Carolina - Jimmy Clausen #48

From a Roethlisbergerian perspective, I don't see Clausen as a r-a-p-i-s threat. A classic narcissist, Jimmy would probably only try to touch himself up.

Jimmy has a clear-cut NFL arm, reasonable accuracy, played through injury, played in a NFL offense at Notre Dame, received good QB tutelage under Weiss, and is an acceptable overall athlete.

His downside is that he's perceived as a selfish prick. Somewhere Jim McMahon and Phillip Rivers are smiling. I understand that in the age of Brees/Manning/Brady it's seductive to believe that all effective quarterbacks are selfless, but it just ain't so.

Clausen is headed to a team with elite running backs, an exceptional wide receiver, and a great run blocking line. His competition is Matt Moore and a border collie that fetches kicking tees.

Pittsburgh Jason Worilds #52
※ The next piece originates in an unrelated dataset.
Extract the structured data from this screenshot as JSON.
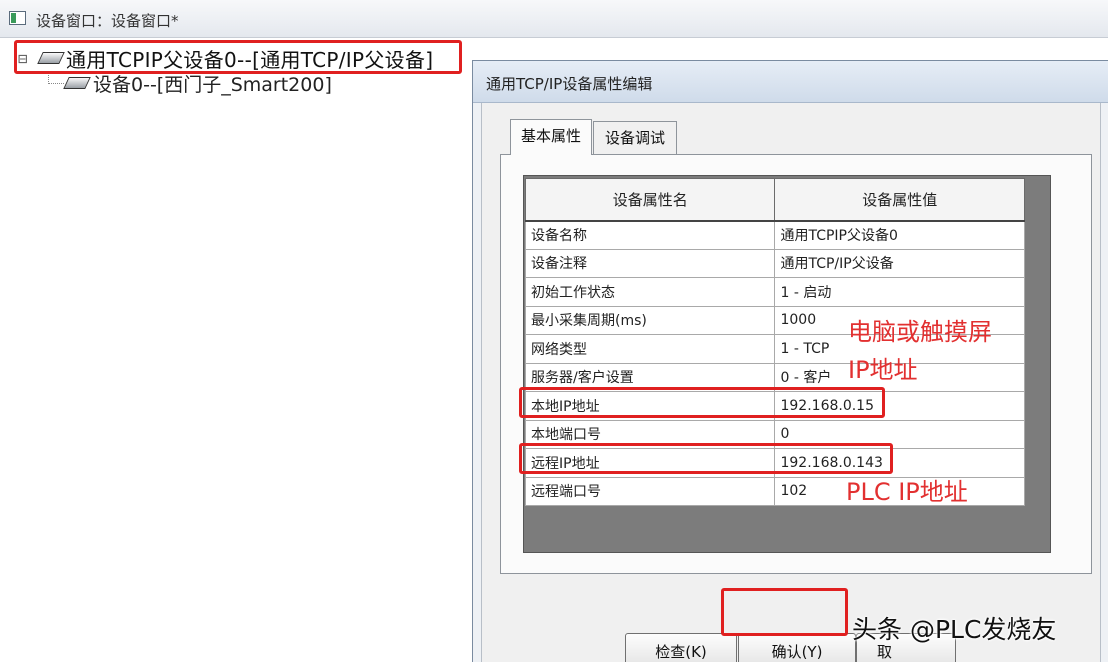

Oh look everyone: the Steelers drafted another underrated Red-Bull fueled maniac OLB with a nasty disposition, a desire to impale quarterbacks on the crown of his helmet; his jock filled with Icee Hot, rage drippings, and stinging lice.

Wash, rinse, repeat. The jock, specifically.

Cleveland Browns - Montario Hardesty #59

Every time I looked up last year, Montario Hardesty was breaking three tackles to gain four yards against an eight man SEC front brought on by Jonathan Crompton at quarterback and Lane Kiffin coaching.

This is good training for Cleveland.

Hardesty got hard yards and the NFL is league full of those. He was surrounded by gibbering buffoons and still cranked out 1345 yards and 13 TDs. Also, he's named Montario.

Honorable Mention: Golden Tate, Carlos Dunlap, Sergio Kindle, Charles Brown

Round 2 Pans

Tampa Bay - Brian Price #35

He was a good player at UCLA, but I'm not a huge fan of hearing "work ethic issues" and defensive tackle in the same sentence. Throw in that Raheem Morris is the head coach and something less than a commanding presence, and I'm going to set the mini-camp body fat reporting percentage over/under at 20%.

Cleveland Browns - TJ Ward #38

Cleveland struggled mightily against the pass last year, so they drafted a run-stopping safety with an injury history. That's not what the league was expecting.


Honorable Mention: Arrelious Benn, Terrence Cody

Don't miss Rounds 3-7.